  5. IBG LLC  v. Trading Technologies Int’l., Inc., No. 19-120 (definition of  “technological invention” for CBM)
  6. Zimmer, Inc. v. Stryker Corp., No. 18-1549 (is negligence enough for treble damages?)
  7. Xitronix Corp. v. KLA-Tencor Corp., No. 19-58 (Federal Circuit jurisdiction over Walker Process antitrust claims)
  8. Senju Pharma. Co., Ltd. v. Akorn, Inc., No. 18-1418 (propriety of R.36 judgments; obviousness)
  9. Imperium IP Holdings (Cayman), Ltd. v. Samsung Electronics Co., Ltd., No. 19-101 (reviewing jury verdict and 7th Amendment)
  10. Arunachalam v. International Business Machines Corp., No. 19-5033  (low quality)
  11. Huang v. Huawei Tech. Co., Ltd., No. 18-1275 (low quality)

Note here that a couple of cases asking Berkheimer style questions were denied — suggesting the likely outcome in Berkheimer.

Speaking of Section 101 — there are a number of pending petitions on the subject. We are particularly waiting for the Solicitor General to provide the Supreme Court with its input in Berkheimer and Vanda.  I had expected those to be filed by this week — they are not yet filed.
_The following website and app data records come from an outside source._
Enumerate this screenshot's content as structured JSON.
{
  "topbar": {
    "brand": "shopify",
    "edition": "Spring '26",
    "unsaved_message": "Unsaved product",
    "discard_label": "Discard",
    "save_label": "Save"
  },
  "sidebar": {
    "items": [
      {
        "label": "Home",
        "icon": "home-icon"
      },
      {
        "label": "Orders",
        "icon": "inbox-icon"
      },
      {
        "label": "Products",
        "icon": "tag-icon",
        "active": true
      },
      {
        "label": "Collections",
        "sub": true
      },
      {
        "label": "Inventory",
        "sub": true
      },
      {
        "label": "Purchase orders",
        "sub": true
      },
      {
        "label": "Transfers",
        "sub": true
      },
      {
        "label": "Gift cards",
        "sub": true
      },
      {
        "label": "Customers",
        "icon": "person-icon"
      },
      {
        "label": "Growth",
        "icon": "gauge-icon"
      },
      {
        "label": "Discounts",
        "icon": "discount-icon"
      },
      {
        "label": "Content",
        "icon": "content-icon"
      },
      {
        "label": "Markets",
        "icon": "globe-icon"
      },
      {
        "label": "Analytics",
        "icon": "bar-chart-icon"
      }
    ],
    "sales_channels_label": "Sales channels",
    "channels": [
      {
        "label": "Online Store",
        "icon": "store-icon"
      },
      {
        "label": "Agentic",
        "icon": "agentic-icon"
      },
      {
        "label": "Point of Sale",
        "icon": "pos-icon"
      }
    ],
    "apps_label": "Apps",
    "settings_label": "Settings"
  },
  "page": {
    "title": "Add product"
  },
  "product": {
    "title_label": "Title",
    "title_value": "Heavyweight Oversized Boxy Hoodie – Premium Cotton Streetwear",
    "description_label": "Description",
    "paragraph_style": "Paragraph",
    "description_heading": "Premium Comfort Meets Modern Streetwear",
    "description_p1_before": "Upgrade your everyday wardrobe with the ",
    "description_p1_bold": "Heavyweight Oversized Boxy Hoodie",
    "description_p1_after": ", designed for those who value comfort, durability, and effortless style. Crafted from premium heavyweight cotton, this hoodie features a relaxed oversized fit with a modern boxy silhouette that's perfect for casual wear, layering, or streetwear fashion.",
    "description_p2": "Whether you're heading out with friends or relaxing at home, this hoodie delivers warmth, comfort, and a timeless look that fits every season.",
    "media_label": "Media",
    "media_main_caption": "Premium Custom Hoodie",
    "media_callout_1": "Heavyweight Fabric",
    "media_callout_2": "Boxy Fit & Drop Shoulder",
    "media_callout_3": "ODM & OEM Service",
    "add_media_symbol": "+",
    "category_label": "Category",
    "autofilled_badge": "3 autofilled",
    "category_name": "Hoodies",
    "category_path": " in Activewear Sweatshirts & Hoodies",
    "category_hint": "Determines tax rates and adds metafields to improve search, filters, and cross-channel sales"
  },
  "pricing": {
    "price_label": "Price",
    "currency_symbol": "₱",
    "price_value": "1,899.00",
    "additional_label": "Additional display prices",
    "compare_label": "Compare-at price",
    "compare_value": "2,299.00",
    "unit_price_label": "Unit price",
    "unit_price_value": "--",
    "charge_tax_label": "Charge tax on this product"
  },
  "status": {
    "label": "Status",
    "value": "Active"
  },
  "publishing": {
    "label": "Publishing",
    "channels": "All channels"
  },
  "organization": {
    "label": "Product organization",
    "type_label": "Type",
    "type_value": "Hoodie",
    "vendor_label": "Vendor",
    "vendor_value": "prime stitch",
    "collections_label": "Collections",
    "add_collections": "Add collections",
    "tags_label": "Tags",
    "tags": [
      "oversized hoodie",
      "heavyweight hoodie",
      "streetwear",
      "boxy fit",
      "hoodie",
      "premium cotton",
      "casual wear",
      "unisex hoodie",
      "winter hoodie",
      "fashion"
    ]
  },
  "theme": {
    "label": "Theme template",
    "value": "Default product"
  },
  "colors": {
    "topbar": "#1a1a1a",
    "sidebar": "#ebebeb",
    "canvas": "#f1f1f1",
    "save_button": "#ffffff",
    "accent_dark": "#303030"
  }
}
  1. HP Inc., fka Hewlett-Packard Company v. Steven E. Berkheimer, No. 18-415 (fact-law divide in eligibility) (waiting for views of Solicitor General)
  2. Hikma Pharmaceuticals USA Inc., et al. v. Vanda Pharmaceuticals Inc., No. 18-817 (threshold of a natural phenomenon)  (waiting for views of Solicitor General)
  3. Trading Technologies International, Inc. v. IBG LLC, No. 19-353 (patentability of an improved user interface)
  4. Garmin USA, Inc., et al. v. Cellspin Soft, Inc., No. 19-400 (Berkheimer questions)
  5. Athena Diagnostics, Inc. v. Mayo Collaborative Services, LLC, No. 19-430 (did the Supreme Court mean to invalidate all diagnostic methods on eligibility grounds?)
  6. Power Analytics Corporation v. Operation Technology, Inc., No. 19-43 (Has the Federal Circuit correctly implemented the standards for patent eligibility)

Other pending petitions:
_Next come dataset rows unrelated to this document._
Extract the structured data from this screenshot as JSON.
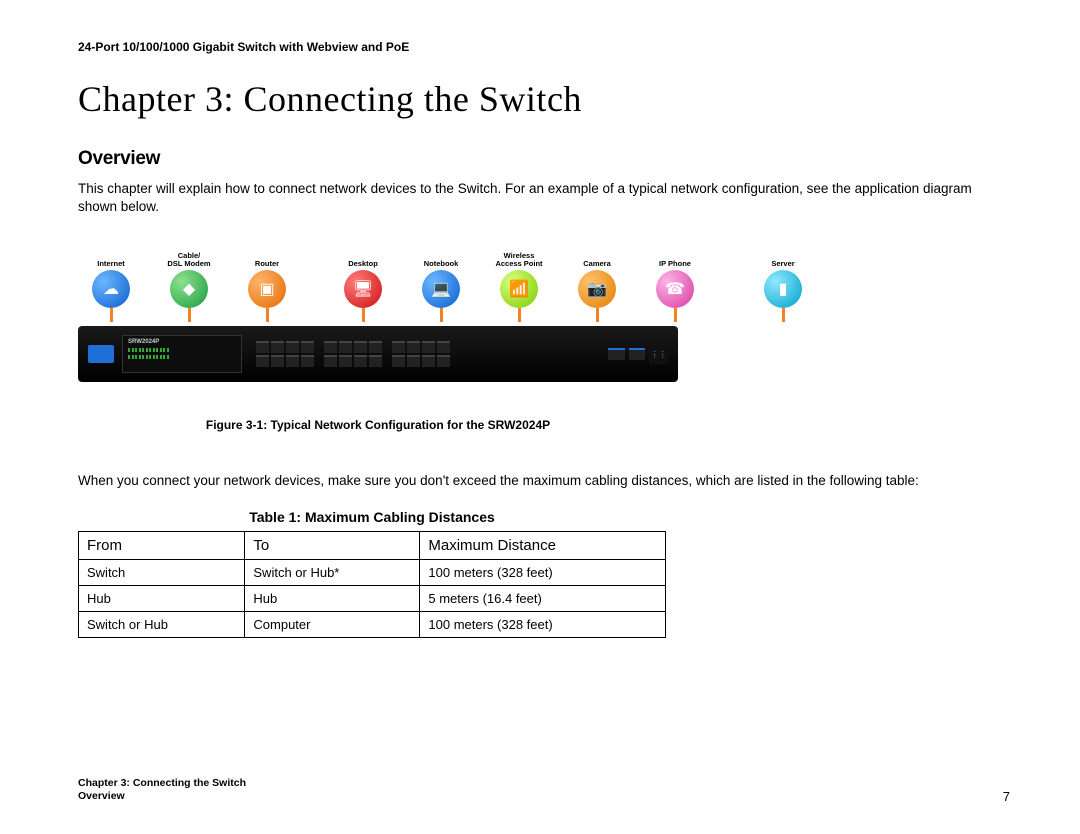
{
  "header": "24-Port 10/100/1000 Gigabit Switch with Webview and PoE",
  "chapter_title": "Chapter 3: Connecting the Switch",
  "section_heading": "Overview",
  "intro_text": "This chapter will explain how to connect network devices to the Switch. For an example of a typical network configuration, see the application diagram shown below.",
  "diagram": {
    "devices": [
      {
        "label": "Internet",
        "color": "c-blue",
        "glyph": "☁"
      },
      {
        "label": "Cable/\nDSL Modem",
        "color": "c-green",
        "glyph": "◆"
      },
      {
        "label": "Router",
        "color": "c-orange",
        "glyph": "▣"
      },
      {
        "label": "Desktop",
        "color": "c-red",
        "glyph": "🖥"
      },
      {
        "label": "Notebook",
        "color": "c-blue",
        "glyph": "💻"
      },
      {
        "label": "Wireless\nAccess Point",
        "color": "c-lime",
        "glyph": "📶"
      },
      {
        "label": "Camera",
        "color": "c-orange2",
        "glyph": "📷"
      },
      {
        "label": "IP Phone",
        "color": "c-pink",
        "glyph": "☎"
      },
      {
        "label": "Server",
        "color": "c-teal",
        "glyph": "▮"
      }
    ],
    "switch_model": "SRW2024P"
  },
  "figure_caption": "Figure 3-1: Typical Network Configuration for the SRW2024P",
  "pre_table_text": "When you connect your network devices, make sure you don't exceed the maximum cabling distances, which are listed in the following table:",
  "table": {
    "title": "Table 1: Maximum Cabling Distances",
    "headers": [
      "From",
      "To",
      "Maximum Distance"
    ],
    "rows": [
      [
        "Switch",
        "Switch or Hub*",
        "100 meters (328 feet)"
      ],
      [
        "Hub",
        "Hub",
        "5 meters (16.4 feet)"
      ],
      [
        "Switch or Hub",
        "Computer",
        "100 meters (328 feet)"
      ]
    ]
  },
  "footer": {
    "line1": "Chapter 3: Connecting the Switch",
    "line2": "Overview",
    "page": "7"
  }
}
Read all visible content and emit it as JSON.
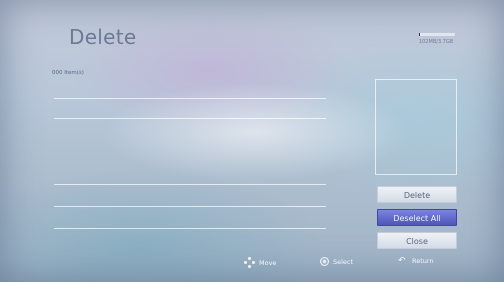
{
  "screen": {
    "title": "Delete",
    "item_count": "000 Item(s)"
  },
  "capacity": {
    "text": "102MB/3.7GB",
    "fill_fraction": 0.03
  },
  "buttons": [
    {
      "label": "Delete",
      "selected": false
    },
    {
      "label": "Deselect All",
      "selected": true
    },
    {
      "label": "Close",
      "selected": false
    }
  ],
  "footer": {
    "move_label": "Move",
    "select_label": "Select",
    "return_label": "Return"
  },
  "icons": {
    "move": "move-arrows-icon",
    "select": "select-circle-icon",
    "return": "return-arrow-icon"
  },
  "colors": {
    "title": "#6e7a93",
    "selected_button": "#4d56b9",
    "normal_button": "#e4e9f0"
  }
}
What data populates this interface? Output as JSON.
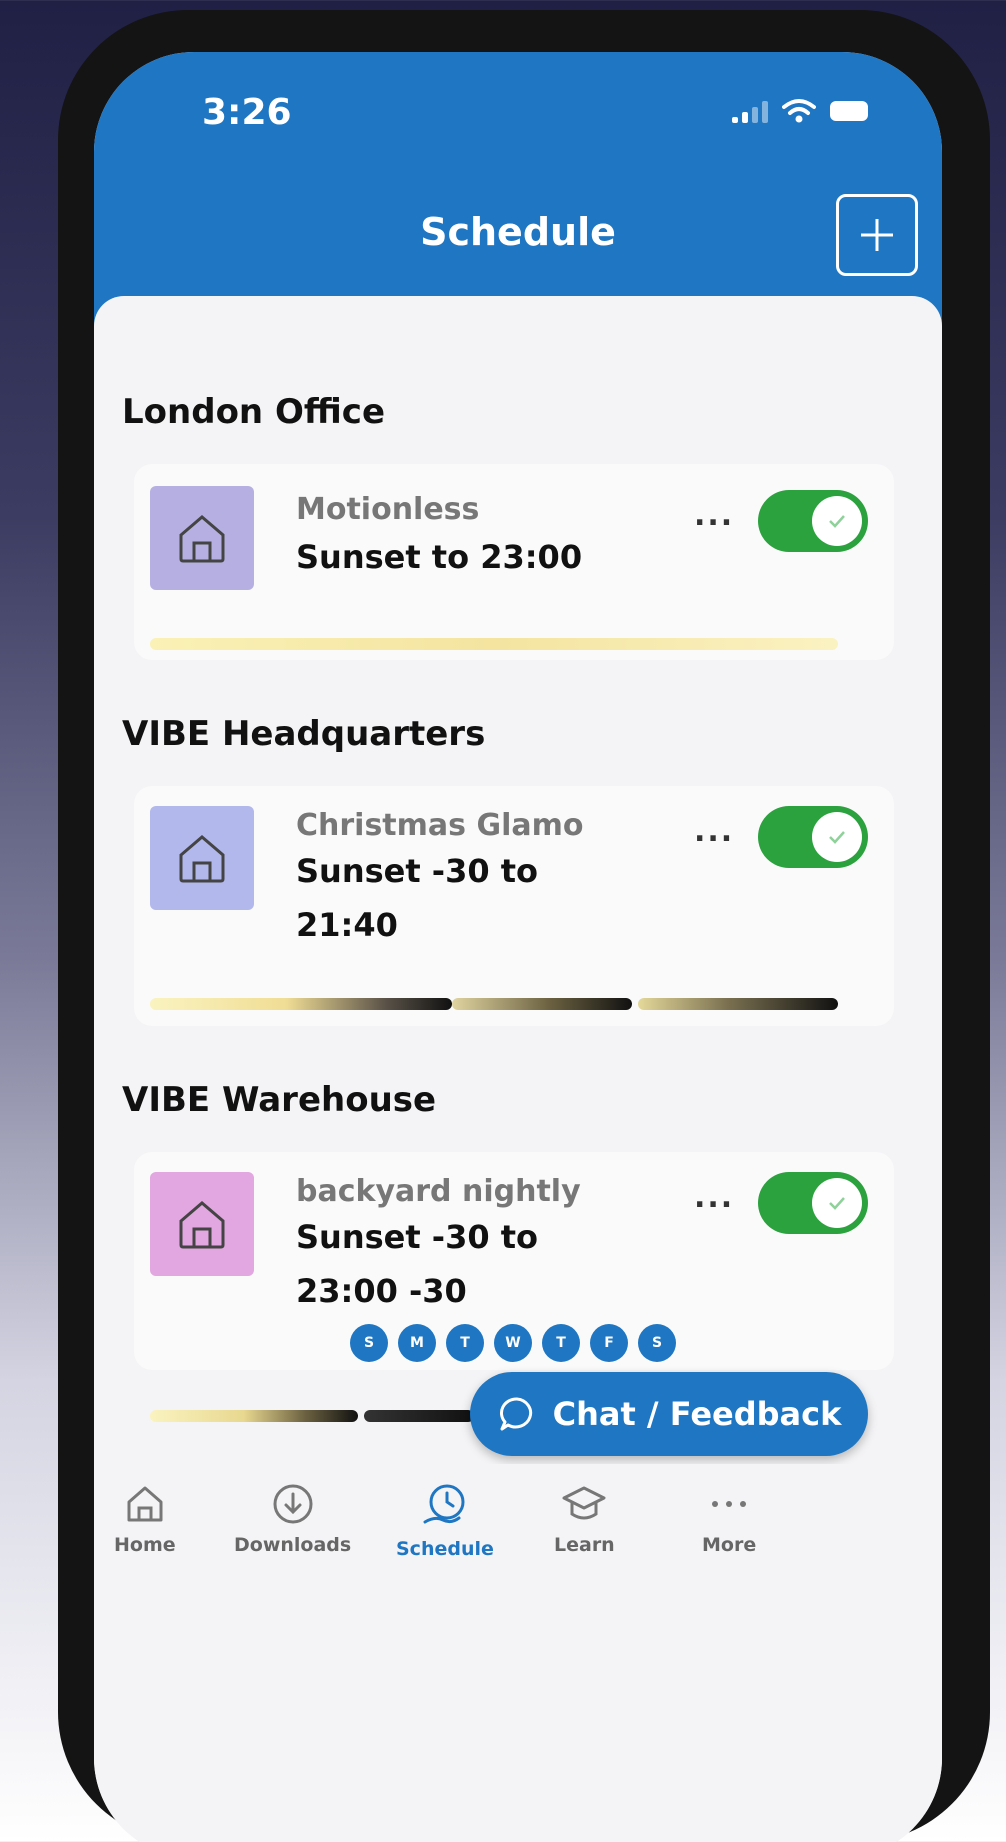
{
  "status_bar": {
    "time": "3:26"
  },
  "header": {
    "title": "Schedule"
  },
  "sections": [
    {
      "title": "London Office",
      "schedule": {
        "name": "Motionless",
        "time_line1": "Sunset  to 23:00",
        "time_line2": "",
        "enabled": true,
        "thumb_color": "#b6b0e2"
      }
    },
    {
      "title": "VIBE Headquarters",
      "schedule": {
        "name": "Christmas Glamo",
        "time_line1": "Sunset -30 to",
        "time_line2": "21:40",
        "enabled": true,
        "thumb_color": "#b2b8ec"
      }
    },
    {
      "title": "VIBE Warehouse",
      "schedule": {
        "name": "backyard nightly",
        "time_line1": "Sunset -30 to",
        "time_line2": "23:00 -30",
        "enabled": true,
        "thumb_color": "#e2a6e0"
      }
    }
  ],
  "days": [
    "S",
    "M",
    "T",
    "W",
    "T",
    "F",
    "S"
  ],
  "more_label": "...",
  "chat_button": {
    "label": "Chat / Feedback"
  },
  "nav": [
    {
      "label": "Home",
      "icon": "home-icon"
    },
    {
      "label": "Downloads",
      "icon": "download-icon"
    },
    {
      "label": "Schedule",
      "icon": "schedule-icon"
    },
    {
      "label": "Learn",
      "icon": "graduation-cap-icon"
    },
    {
      "label": "More",
      "icon": "more-dots-icon"
    }
  ],
  "colors": {
    "primary": "#1f76c2",
    "toggle_on": "#2ba23e"
  }
}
  1. Atlanta Gas Light Company v. Bennett Regulator Guards, Inc., No. 18-999 (same question as Click-to-Call); Superior Communications, Inc. v. Voltstar Technologies, Inc., No. 18-1027 (same question as Click-to-Call); Arris International Limited v. ChanBond, LLC, et al., No. 19-455 (same question as Click-to-Call)
  2. Enplas Display Device Corporation v. Seoul Semiconductor Company, Ltd., No. 18-1530 (can foreign sales qualify as induced infringement of a U.S. patent — if defendant knew that “the components might be incorporated by third parties into infringing products that might be sold by other third parties in the United States.”)
  3. Eli Lilly and Company v. Erfindergemeinschaft UroPep GbR, No. 18-1515 (functional single step claim and Halliburton (1946))
  4. Technology Properties Limited LLC v. Huawei Techs. Co., Ltd., No. 19-324 (“prosecution history disclaimer” and separation of powers)
  5. Regents of the University of Minnesota v. LSI Corporation, No. 19-337 (state sovereign immunity against IPR challenge)
  6. Medtronic, Inc. v. Mark A. Barry, No. 19-414 (when is a process-invention “ready for patenting” so that a public use or offer to sell would create a bar to patentability)
  7. Time Warner Cable, Inc., et al. v. Sprint Communications Company, L.P., No. 19-211 (damage apportionment; scope of written description)
  8. Brigham and Women’s Hospital, Inc v. Perrigo Company, No. 19-450 (setting aside jury verdicts)
  9. Neology, Inc. v. International Trade Commission, et al., No. 19-445 (due process — is it proper to invalidate a patent without first notifying the patentee of the “specific invalidity challenge posed” and allow for an opportunity to be heard)
  10. Straight Path IP Group, LLC v. Apple Inc., No. 19-253 (R.36 judgments on pure issues of law is a due process violation).
  11. Princeton Digital Image Corporation v. Adobe Inc., No. 18-1343 (impact of a consent judgment on appellate power)

A few petitions likely to be filed soon:

  • Intel Corporation v. Continental Circuits LLC (claim construction)
  • Cisco Systems, Inc. v. SRI International, Inc. (eligibility)
  • Kaneka Corporation v. Xiamen Kingdomway Group Company (Did this R.36 affirmance violate the patentee’s Constitutional right — 5th & 7th Amendments; and Article I, Section 8, Clause 8)